When reading the history of the Jewish people, of their flight from slavery to death, of their exchange of tyrants, I must confess that my sympathies are all aroused in their behalf. They were cheated, deceived and abused. Their god was quick-tempered unreasonable, cruel, revengeful and dishonest. He was always promising but never performed. He wasted time in ceremony and childish detail, and in the exaggeration of what he had done. It is impossible for me to conceive of a character more utterly detestable than that of the Hebrew god. He had solemnly promised the Jews that he would take them from Egypt to a land flowing with milk and honey. He had led them to believe that in a little while their troubles would be over, and that they would soon in the land of Canaan, surrounded by their wives and little ones, forget the stripes and tears of Egypt. After promising the poor wanderers again and again that he would lead them in safety to the promised land of joy and plenty, this God, forgetting every promise, said to the wretches in his power:—'Your carcasses shall fall in this wilderness and your children shall wander until your carcasses be wasted.' This curse was the conclusion of the whole matter. Into this dust of death and night faded all the promises of God. Into this rottenness of wandering despair fell all the dreams of liberty and home. Millions of corpses were left to rot in the desert, and each one certified to the dishonesty of Jehovah. I cannot believe these things. They are so cruel and heartless, that my blood is chilled and my sense of justice shocked. A book that is equally abhorrent to my head and heart, cannot be accepted as a revelation from God. When we think of the poor Jews, destroyed, murdered, bitten by serpents, visited by plagues, decimated by famine, butchered by each, other, swallowed by the earth, frightened, cursed, starved, deceived, robbed and outraged, how thankful we should be that we are not the chosen people of God. No wonder that they longed for the slavery of Egypt, and remembered with sorrow the unhappy day when they exchanged masters. Compared with Jehovah, Pharaoh was a benefactor, and the tyranny of Egypt was freedom to those who suffered the liberty of God. While reading the Pentateuch, I am filled with indignation, pity and horror.
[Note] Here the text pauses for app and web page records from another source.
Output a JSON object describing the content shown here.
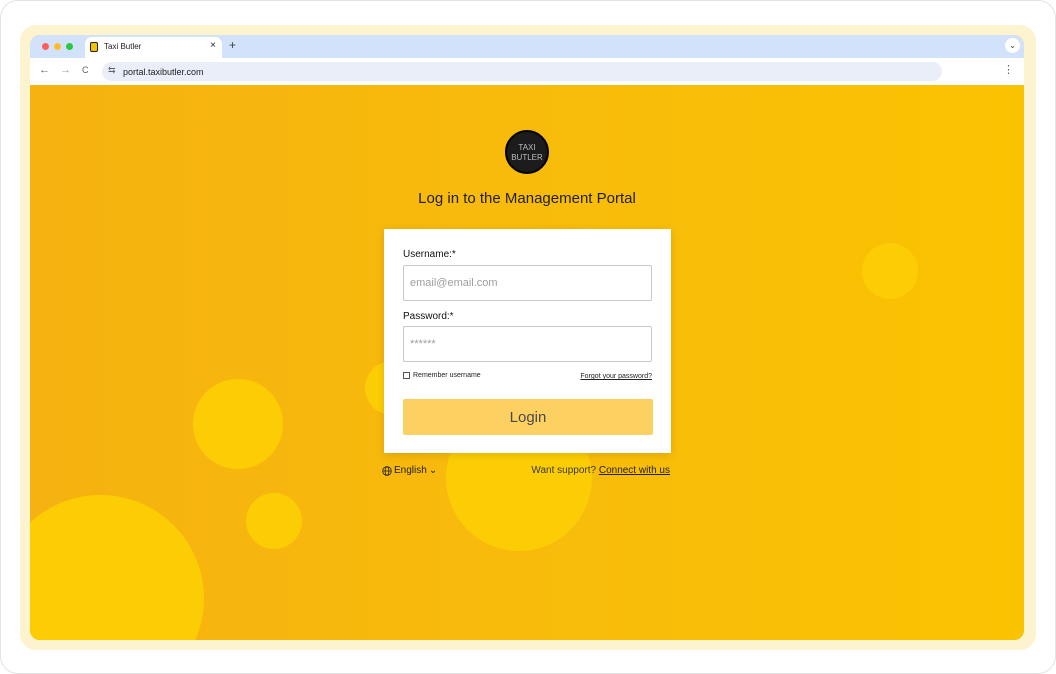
{
  "browser": {
    "tab_title": "Taxi Butler",
    "tab_close": "×",
    "new_tab": "+",
    "tabbar_menu": "⌄",
    "nav_back": "←",
    "nav_forward": "→",
    "nav_reload": "C",
    "site_info_icon": "⇆",
    "url": "portal.taxibutler.com",
    "menu": "⋮"
  },
  "logo": {
    "line1": "TAXI",
    "line2": "BUTLER"
  },
  "page": {
    "heading": "Log in to the Management Portal"
  },
  "form": {
    "username_label": "Username:*",
    "username_placeholder": "email@email.com",
    "password_label": "Password:*",
    "password_placeholder": "******",
    "remember_label": "Remember username",
    "forgot_link": "Forgot your password?",
    "login_button": "Login"
  },
  "footer": {
    "language": "English",
    "language_chevron": "⌄",
    "support_text": "Want support?",
    "support_link": "Connect with us"
  },
  "colors": {
    "background": "#f7b512",
    "bubble": "#fccd04",
    "login_button": "#fdd062"
  }
}
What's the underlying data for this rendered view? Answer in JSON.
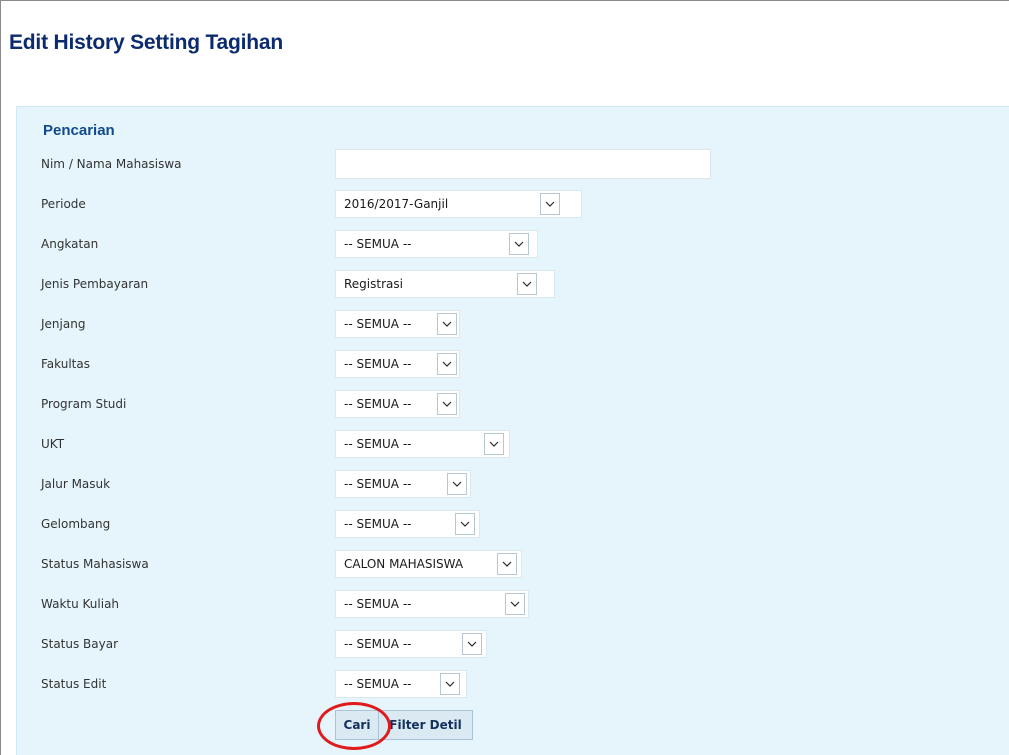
{
  "page": {
    "title": "Edit History Setting Tagihan"
  },
  "search": {
    "title": "Pencarian",
    "fields": [
      {
        "label": "Nim / Nama Mahasiswa",
        "value": ""
      },
      {
        "label": "Periode",
        "value": "2016/2017-Ganjil"
      },
      {
        "label": "Angkatan",
        "value": "-- SEMUA --"
      },
      {
        "label": "Jenis Pembayaran",
        "value": "Registrasi"
      },
      {
        "label": "Jenjang",
        "value": "-- SEMUA --"
      },
      {
        "label": "Fakultas",
        "value": "-- SEMUA --"
      },
      {
        "label": "Program Studi",
        "value": "-- SEMUA --"
      },
      {
        "label": "UKT",
        "value": "-- SEMUA --"
      },
      {
        "label": "Jalur Masuk",
        "value": "-- SEMUA --"
      },
      {
        "label": "Gelombang",
        "value": "-- SEMUA --"
      },
      {
        "label": "Status Mahasiswa",
        "value": "CALON MAHASISWA"
      },
      {
        "label": "Waktu Kuliah",
        "value": "-- SEMUA --"
      },
      {
        "label": "Status Bayar",
        "value": "-- SEMUA --"
      },
      {
        "label": "Status Edit",
        "value": "-- SEMUA --"
      }
    ],
    "buttons": {
      "cari": "Cari",
      "filter_detil": "Filter Detil"
    }
  },
  "colors": {
    "title": "#0c2a6e",
    "panel_bg": "#e6f5fc",
    "highlight": "#e01b1b"
  },
  "icons": {
    "dropdown": "chevron-down-icon"
  }
}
Nothing can be sadder than the history of the starved and frightened wretches who wandered over the desolate crags and sands of wilderness and desert, the prey of famine, sword, and plague. Ignorant and superstitious to the last degree, governed by falsehood, plundered by hypocrisy, they were the sport of priests, and the food of fear. God was their greatest enemy, and death their only friend. It is impossible to conceive of a more thoroughly despicable, hateful, and arrogant being, than the Jewish god. He is without a redeeming feature. In the mythology of the world he has no parallel. He, only, is never touched by agony and tears. He delights only in blood and pain. Human affections are naught to him. He cares neither for love nor music, beauty nor joy. A false friend, an unjust judge, a braggart, hypocrite, and tyrant, sincere in hatred, jealous, vain, and revengeful, false in promise, honest in curse, suspicious, ignorant, and changeable, infamous and hideous:—such is the God of the Pentateuch.